George Moose, the United States Under-Secretary of State for African Affairs, ignited the controversy on Friday when an Agence France Presse reporter asked him if the US was studying the possibility of creating separate ethnic homelands for Hutus and Tutsis.
"Sure we are doing it,'' the agency quoted Mr Moose as responding, ''and many other governments are also considering it."
A State Department official in Washington later insisted that Mr Moose, who was in Nairobi after visits to Rwanda and Burundi, "never made any such comments". The official attributed the AFP report to either a misquotation or a misunderstanding, adding that Mr Moose "said both Rwanda and Burundi were overpopulated. But any extrapolation beyond his comment is baseless".
While Mr Moose did not spell it out, that comment suggested to many that the homelands proposal could include taking some land from neighbouring countries. Any such conclusion, the official said, was "a bit of a reach; in fact, it's a false reach".
Still, Mr Moi, who met Mr Moose on Thursday, backed the idea as a way to stop the continuing violence in the volatile countries. "One way of solving the problem would be for all the Hutus to settle in Burundi and all the Tutsis in Rwanda, or vice-versa," he said on Friday.

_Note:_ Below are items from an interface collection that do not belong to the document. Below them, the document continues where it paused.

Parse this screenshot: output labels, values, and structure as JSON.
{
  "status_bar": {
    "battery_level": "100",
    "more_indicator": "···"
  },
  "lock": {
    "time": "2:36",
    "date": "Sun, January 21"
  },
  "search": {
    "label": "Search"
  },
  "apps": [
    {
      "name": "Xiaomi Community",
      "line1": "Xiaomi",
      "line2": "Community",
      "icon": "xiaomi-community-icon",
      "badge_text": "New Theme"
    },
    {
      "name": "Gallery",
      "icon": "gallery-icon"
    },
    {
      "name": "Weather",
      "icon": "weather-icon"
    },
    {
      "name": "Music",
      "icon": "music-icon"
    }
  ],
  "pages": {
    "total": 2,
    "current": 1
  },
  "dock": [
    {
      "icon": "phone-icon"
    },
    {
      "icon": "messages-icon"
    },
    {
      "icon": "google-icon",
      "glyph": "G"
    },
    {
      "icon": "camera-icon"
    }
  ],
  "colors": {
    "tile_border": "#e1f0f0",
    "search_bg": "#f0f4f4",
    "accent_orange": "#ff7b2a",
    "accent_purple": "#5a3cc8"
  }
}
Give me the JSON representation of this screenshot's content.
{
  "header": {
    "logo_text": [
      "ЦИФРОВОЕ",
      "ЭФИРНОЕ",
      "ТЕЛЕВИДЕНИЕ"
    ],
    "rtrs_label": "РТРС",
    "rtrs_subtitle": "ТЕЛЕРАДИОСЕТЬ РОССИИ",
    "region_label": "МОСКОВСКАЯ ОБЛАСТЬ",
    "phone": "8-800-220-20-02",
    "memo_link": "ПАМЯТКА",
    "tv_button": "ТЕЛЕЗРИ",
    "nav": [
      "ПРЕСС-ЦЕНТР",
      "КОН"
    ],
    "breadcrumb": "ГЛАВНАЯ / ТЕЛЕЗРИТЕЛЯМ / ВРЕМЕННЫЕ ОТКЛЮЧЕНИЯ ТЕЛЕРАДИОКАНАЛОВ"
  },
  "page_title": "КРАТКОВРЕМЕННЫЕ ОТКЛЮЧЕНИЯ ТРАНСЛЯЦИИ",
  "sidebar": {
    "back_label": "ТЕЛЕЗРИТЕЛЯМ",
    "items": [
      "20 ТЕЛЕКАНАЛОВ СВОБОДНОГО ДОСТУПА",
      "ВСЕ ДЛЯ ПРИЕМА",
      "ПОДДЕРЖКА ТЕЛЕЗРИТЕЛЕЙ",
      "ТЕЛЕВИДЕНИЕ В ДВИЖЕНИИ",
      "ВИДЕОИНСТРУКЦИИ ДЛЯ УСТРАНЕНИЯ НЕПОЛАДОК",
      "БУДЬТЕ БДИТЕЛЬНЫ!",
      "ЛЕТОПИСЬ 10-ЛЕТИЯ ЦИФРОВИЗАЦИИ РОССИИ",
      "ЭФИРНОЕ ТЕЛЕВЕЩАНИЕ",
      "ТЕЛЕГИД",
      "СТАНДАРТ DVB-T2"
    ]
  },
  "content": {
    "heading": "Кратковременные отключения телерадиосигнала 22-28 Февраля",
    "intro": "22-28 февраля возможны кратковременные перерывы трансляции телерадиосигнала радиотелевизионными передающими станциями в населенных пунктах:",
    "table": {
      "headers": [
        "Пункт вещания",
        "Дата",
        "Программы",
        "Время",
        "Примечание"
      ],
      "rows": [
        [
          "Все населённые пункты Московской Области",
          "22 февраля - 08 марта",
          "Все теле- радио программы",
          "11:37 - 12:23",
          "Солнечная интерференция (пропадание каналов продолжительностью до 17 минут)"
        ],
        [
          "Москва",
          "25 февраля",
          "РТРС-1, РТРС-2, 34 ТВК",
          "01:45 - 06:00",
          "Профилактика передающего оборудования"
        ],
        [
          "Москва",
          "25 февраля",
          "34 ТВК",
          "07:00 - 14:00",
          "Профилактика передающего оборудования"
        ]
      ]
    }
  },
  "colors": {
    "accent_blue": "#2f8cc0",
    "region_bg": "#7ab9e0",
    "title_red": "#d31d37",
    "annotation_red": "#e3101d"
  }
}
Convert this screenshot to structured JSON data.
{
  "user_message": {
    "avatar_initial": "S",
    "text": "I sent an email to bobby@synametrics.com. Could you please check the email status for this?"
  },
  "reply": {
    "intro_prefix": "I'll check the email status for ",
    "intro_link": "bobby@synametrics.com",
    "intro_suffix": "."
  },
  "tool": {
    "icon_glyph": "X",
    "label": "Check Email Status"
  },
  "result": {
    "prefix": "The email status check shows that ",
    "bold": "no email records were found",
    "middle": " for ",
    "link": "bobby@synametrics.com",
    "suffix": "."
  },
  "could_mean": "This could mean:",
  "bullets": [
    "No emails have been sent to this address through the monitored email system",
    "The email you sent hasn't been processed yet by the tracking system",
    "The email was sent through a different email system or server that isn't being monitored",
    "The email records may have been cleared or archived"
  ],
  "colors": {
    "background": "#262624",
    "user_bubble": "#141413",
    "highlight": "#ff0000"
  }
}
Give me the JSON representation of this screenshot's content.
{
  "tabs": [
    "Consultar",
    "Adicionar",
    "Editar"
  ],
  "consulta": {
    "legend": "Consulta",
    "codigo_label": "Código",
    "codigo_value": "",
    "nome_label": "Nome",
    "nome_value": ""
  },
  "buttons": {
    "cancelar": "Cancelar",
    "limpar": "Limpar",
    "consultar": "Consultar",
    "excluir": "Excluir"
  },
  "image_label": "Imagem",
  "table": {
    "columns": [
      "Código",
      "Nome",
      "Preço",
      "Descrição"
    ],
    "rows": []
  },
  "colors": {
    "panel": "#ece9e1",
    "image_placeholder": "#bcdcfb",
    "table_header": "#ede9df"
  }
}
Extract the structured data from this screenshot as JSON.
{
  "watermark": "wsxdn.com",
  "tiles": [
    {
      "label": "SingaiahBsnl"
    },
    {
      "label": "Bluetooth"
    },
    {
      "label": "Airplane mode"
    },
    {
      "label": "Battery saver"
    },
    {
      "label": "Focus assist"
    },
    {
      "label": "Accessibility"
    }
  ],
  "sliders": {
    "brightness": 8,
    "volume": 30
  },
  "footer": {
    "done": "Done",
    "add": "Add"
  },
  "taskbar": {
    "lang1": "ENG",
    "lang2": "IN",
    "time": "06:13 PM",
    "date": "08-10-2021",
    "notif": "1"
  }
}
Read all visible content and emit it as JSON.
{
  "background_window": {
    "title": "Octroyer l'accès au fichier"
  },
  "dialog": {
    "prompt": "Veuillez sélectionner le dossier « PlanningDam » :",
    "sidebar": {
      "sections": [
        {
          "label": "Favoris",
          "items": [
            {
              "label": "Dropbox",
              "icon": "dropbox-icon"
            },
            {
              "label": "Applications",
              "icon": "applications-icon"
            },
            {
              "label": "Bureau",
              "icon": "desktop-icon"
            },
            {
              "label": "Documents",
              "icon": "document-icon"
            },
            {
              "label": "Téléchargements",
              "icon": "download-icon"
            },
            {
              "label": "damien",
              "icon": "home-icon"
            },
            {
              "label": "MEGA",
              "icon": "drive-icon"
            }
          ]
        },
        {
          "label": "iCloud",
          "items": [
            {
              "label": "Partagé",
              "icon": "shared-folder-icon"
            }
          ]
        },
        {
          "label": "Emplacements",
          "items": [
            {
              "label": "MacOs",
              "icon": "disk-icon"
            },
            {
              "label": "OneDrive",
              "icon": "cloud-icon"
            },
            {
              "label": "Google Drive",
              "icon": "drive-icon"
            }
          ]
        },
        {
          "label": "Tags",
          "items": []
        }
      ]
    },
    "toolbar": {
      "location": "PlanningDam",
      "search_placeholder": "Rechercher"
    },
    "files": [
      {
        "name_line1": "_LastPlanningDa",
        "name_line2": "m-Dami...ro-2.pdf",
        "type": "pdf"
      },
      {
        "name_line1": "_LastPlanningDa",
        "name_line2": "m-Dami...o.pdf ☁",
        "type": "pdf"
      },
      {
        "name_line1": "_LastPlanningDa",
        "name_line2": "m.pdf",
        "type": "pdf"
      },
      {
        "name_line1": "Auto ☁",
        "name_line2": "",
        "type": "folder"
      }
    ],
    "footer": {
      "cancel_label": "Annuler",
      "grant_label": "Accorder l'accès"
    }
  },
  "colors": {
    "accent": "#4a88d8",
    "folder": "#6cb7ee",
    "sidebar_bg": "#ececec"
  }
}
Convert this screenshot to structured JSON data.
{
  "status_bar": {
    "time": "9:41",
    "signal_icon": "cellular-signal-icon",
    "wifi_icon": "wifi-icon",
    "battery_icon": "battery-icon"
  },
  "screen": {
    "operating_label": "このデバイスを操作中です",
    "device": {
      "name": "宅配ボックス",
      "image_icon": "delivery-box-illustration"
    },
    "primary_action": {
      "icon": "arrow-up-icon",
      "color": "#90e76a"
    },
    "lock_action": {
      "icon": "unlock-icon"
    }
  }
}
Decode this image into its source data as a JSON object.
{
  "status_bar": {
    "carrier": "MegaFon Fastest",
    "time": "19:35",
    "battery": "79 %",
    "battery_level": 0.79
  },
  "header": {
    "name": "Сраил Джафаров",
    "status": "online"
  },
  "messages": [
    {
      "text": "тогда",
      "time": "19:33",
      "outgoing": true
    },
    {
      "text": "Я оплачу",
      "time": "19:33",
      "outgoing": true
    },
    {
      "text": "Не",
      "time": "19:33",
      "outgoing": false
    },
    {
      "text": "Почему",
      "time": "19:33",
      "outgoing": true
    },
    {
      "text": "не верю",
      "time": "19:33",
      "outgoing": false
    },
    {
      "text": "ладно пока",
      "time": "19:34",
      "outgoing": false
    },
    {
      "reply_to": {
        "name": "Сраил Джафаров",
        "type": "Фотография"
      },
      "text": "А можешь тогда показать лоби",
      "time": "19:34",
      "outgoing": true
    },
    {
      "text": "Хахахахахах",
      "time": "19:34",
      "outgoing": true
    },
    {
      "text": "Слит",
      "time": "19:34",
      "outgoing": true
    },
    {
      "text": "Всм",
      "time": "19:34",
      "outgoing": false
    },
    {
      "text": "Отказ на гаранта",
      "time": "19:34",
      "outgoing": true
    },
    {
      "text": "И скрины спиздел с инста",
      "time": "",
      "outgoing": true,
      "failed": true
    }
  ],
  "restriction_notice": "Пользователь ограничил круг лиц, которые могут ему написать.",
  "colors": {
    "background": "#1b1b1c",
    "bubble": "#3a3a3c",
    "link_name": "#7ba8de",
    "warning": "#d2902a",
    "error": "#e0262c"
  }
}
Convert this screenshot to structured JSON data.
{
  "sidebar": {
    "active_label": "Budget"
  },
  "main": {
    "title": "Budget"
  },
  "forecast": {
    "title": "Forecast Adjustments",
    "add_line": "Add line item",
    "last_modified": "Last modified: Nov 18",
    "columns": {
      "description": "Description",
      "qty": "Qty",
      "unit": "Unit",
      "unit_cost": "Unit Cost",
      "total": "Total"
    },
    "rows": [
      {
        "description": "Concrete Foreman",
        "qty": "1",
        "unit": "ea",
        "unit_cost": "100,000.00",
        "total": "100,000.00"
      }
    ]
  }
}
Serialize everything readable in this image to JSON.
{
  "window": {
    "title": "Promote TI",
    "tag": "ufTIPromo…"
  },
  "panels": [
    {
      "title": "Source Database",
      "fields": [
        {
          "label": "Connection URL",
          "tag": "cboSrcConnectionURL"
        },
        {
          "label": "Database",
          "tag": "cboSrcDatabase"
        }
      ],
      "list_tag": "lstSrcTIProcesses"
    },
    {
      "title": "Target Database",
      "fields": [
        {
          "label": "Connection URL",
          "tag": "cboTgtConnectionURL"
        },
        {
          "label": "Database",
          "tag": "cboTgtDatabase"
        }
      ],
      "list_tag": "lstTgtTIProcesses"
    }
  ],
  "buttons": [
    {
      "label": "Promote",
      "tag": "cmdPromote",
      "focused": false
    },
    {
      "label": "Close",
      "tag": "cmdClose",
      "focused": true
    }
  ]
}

One Western diplomat in Nairobi termed the idea "iconoclastic and dangerous" and stressed that it breached the African post-independence principle of the inviolability of borders established in colonial times.
Many diplomats in East Africa say they see the creation of separate territories as a "working hypothesis". But they are quick to add that they would never air such an explosive idea in public.
''If we ventured in that direction,'' one envoy told AFP, ''we would have to reshape the whole continent - and that would mean fire and blood for Africa."
Until the end of last week, the concept of separate territories was little more than a dream of ethnic extremists or a notion fostered by frustrated outsiders. But observers point out that East Africa has already seen breaches of the principle of inviolable borders, such as the creation of Eritrea.
More than 500,000 people were massacred by Hutu extremists during three months of genocidal civil war in Rwanda last year. Last weekend, an estimated 2,000 people were slaughtered in a refugee camp at Kibeho. Burundi has been plagued by similar turmoil and fears are increasing that the country could follow Rwanda down the path to genocide.